In 2021, 18 million people worked in the energy sector globally, an industry that is projected to grow to 26 million by 2050. Although 9.5 million jobs could potentially be lost in the transition to greener energy, the process won’t create mass unemployment, according to a study published in the One Earth journal. Instead, it will create an additional 17.4 million jobs in renewable energy.
“The biggest increase we see is in manufacturing renewables equipment like wind turbines, solar PV panels, etc., and installation and maintenance of these technologies,” Dr. Johannes Emmerling, a scientist at the European Institute on Economics and the Environment, told Yahoo Finance. (He was co-author of the study.)

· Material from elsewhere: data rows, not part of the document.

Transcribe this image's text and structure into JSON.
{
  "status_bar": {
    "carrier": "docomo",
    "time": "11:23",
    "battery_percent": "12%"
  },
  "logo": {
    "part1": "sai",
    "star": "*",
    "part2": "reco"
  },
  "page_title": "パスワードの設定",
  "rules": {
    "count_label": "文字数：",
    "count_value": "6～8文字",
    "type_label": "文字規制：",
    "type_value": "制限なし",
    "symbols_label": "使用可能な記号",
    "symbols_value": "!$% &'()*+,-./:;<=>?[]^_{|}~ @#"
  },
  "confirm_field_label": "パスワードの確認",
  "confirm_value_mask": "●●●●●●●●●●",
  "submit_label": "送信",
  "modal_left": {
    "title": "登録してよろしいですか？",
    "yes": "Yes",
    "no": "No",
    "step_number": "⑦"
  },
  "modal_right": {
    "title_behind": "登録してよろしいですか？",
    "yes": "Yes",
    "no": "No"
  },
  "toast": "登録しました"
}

The main reason why is due to the "much more granular technology" that will require large quantities of materials, space, and maintenance "per GW [gigawatt] of capacity installed," he said, adding that those jobs could outnumber those lost by a factor of 2-3.
Clean energy jobs
The Biden administration has touted job creation as a central goal of the energy transition in the U.S. Executive actions announced this year include building more wind farms, increasing electric vehicle (EV) manufacturing, purchasing clean construction materials, and incentivizing innovative agricultural practices.
As of 2021, jobs in net-zero emissions-aligned areas made up approximately 40% of total energy jobs, the Department of Energy stated in an annual report. And these areas are expected to grow even more rapidly in the coming decades.
According to the Bureau of Labor Statistics, wind turbine service technicians make up the second-fastest growing occupation in the U.S. behind nurse practitioners with a 44% growth rate projected in the next decade.
Wind turbine technicians earned a median salary of $56,260 in 2021, and the typical job required a certificate but no college degree. The states with the highest employment of wind turbine technicians are Texas, California, and Oklahoma.
Solar photovoltaic installers were also cited as one of the fastest-growing jobs in America. This job typically requires a high school diploma and pays $47,670 a year. California, Texas, and Arizona are the states with the most solar PV installers.
Other occupations have also gained momentum. For instance, automakers retooling and building plants for electric vehicles have promised job creation on the other side of their investment.
Fossil fuel reliance
Despite a potential job boom on the horizon, the energy transition is still in the early stages.
The U.S. is also the top producer of fossil fuel-based energy production overall, accounting for 20% of the world's total energy production from hydrocarbons.
According to the Energy Information Administration (EIA), just 24% of the national electricity generation in the first half of this year came from renewable sources.
Yet, the fossil fuel industry has been on the decline since 2014. For instance, jobs in the mining industry fell at an annual rate of 3.5% from 2011 to 2021, and it is projected that the annual growth rate will only increase by 1.2% by 2031.
Overall, jobs tied to fossil fuel extraction fell by 12% in 2021, even as production increased.
Rural America's role
According to Emmerling's analysis, 40% of the lost jobs can be easily moved to renewable energy jobs with fewer restraints. But experts say implementation is key, especially in the rural areas that are producing and supplying energy.
While the transition will be a net gain for jobs, it could still create sizable disruptions in some communities. Emmerling agreed that one of the biggest challenges in the green transition would be local pushback.
“While there is no master plan, fiscal and social policies to assist affected workers, considering and encouraging relocation, [and] providing compensation including to local policymakers and constituencies for the economic loss is vital to ensure a just and feasible transition in these areas,” he said.
In other words, a smooth transition won't just entail job creation but ensuring that tax dollars are invested back into the communities supplying the nation's energy. That hasn't always been the case historically.
A recent report from the Center for American Progress (CAP) found that between 2011 and 2020, the federal government collected on average $10 billion each year from extraction contracts with oil and gas companies on public land and water, but only $2 billion went back to the states where the extraction plant is located.
“Communities will resist the transition away from fossil fuels if drilling continues to be the only revenue available to support their schools, infrastructure, and other essential services,” the report stated.
The authors proposed that using taxes and royalties from coal mining and oil companies could aid in building and improving the infrastructure of these rural regions — such as schools and roads — so that the communities will be more receptive to alternative sources of revenue.
"This policy framework will give communities the resources to plan for the future and the revenue to maintain essential services," the CAP report stated. "It will also remove a major barrier to climate action, as these communities will not be left behind in a transition to a clean energy future."
Grace O'Donnell contributed to this report.
Tanya is a data reporter at Yahoo Finance. Follow her on Twitter.